WHAT IS BEING ASKED - Please copy each line of the listing that includes the string "icon".
[DATA FOR PROCESSING Boundary: Start]
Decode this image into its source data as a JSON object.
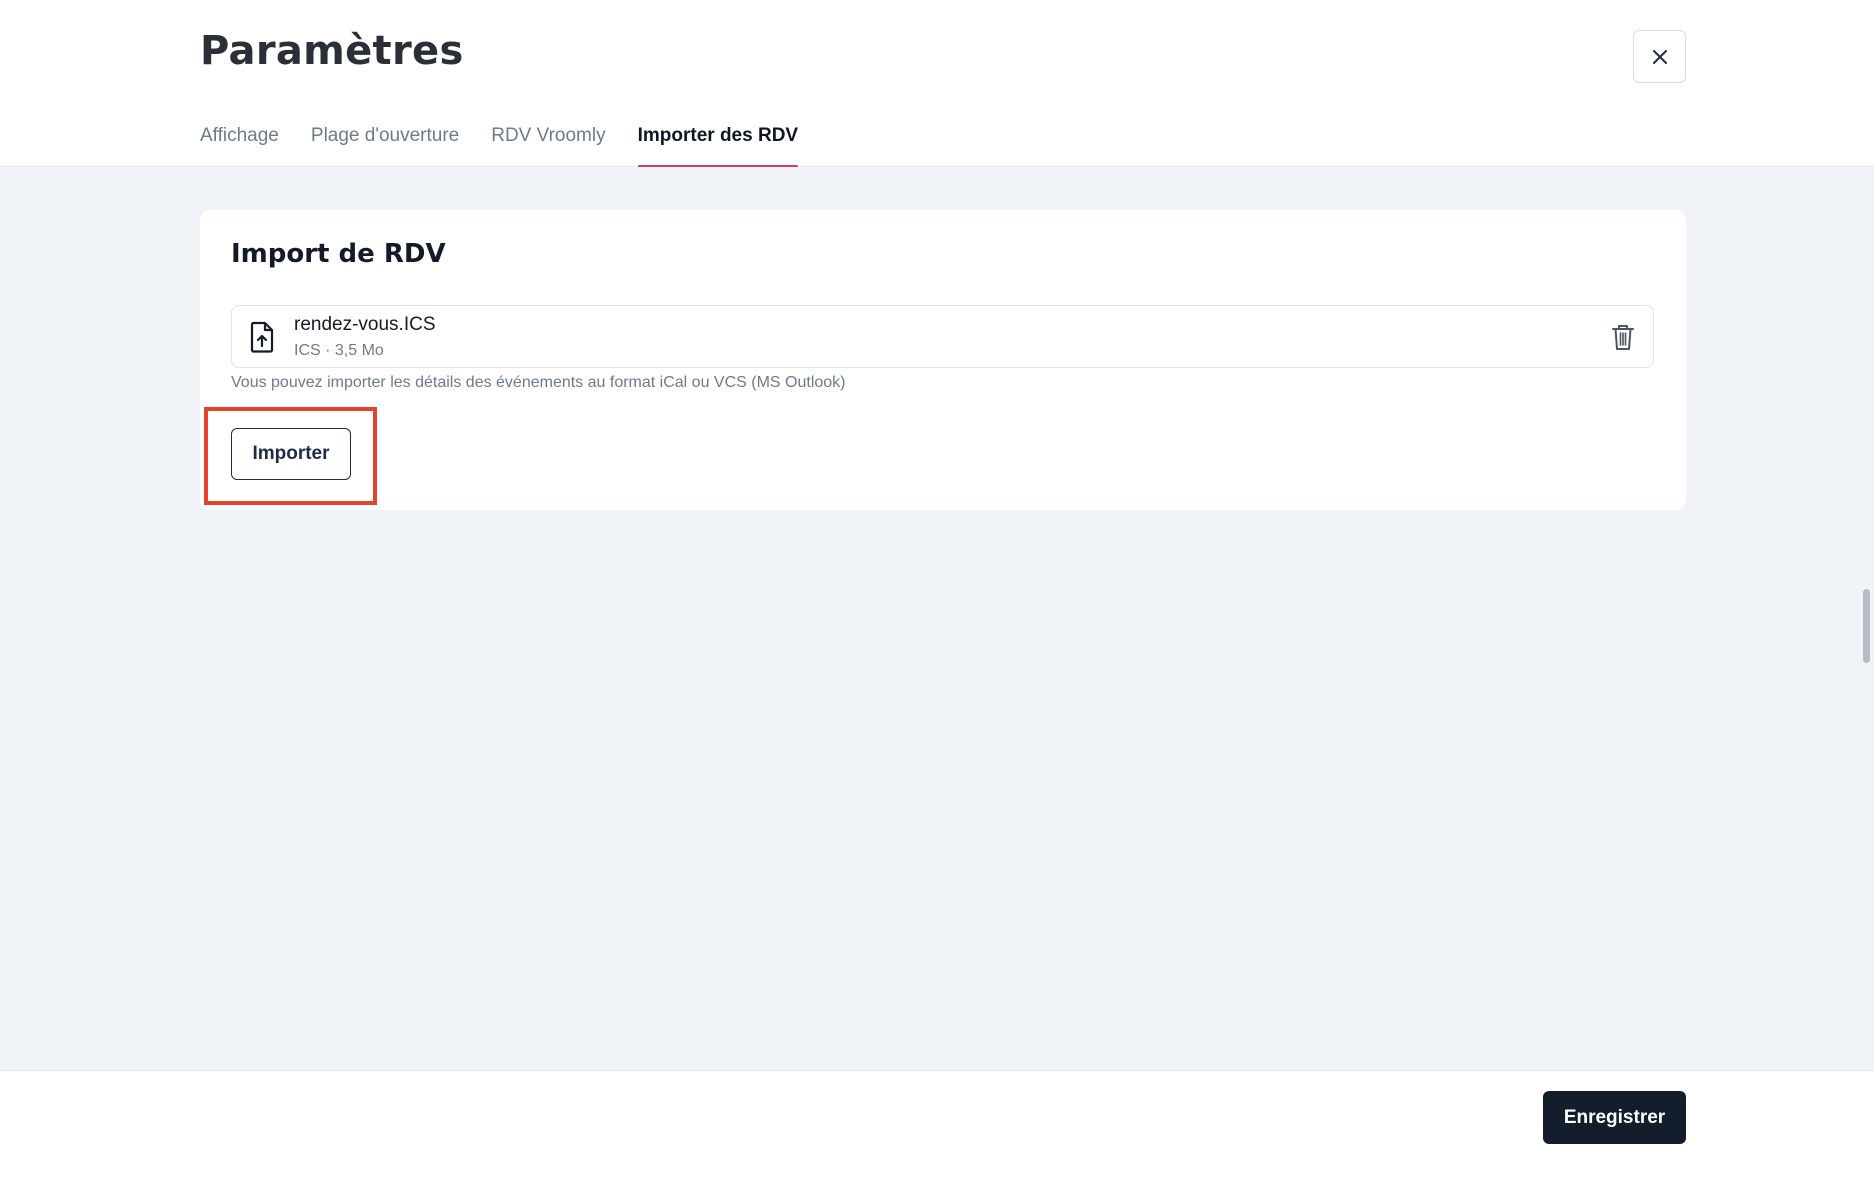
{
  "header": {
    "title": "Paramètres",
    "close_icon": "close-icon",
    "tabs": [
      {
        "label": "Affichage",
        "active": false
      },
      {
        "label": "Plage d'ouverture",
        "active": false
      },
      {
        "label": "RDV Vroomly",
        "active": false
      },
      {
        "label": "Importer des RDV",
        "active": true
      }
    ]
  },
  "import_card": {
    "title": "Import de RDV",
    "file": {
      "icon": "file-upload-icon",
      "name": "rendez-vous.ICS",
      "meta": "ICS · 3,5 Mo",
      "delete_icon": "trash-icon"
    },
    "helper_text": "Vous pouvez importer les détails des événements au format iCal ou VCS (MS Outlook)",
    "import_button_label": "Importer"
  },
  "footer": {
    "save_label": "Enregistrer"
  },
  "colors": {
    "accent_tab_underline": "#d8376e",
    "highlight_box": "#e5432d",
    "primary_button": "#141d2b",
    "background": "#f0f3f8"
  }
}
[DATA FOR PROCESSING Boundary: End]
PROBLEM SOLUTION -
    "close_icon": "close-icon",
      "icon": "file-upload-icon",
      "delete_icon": "trash-icon"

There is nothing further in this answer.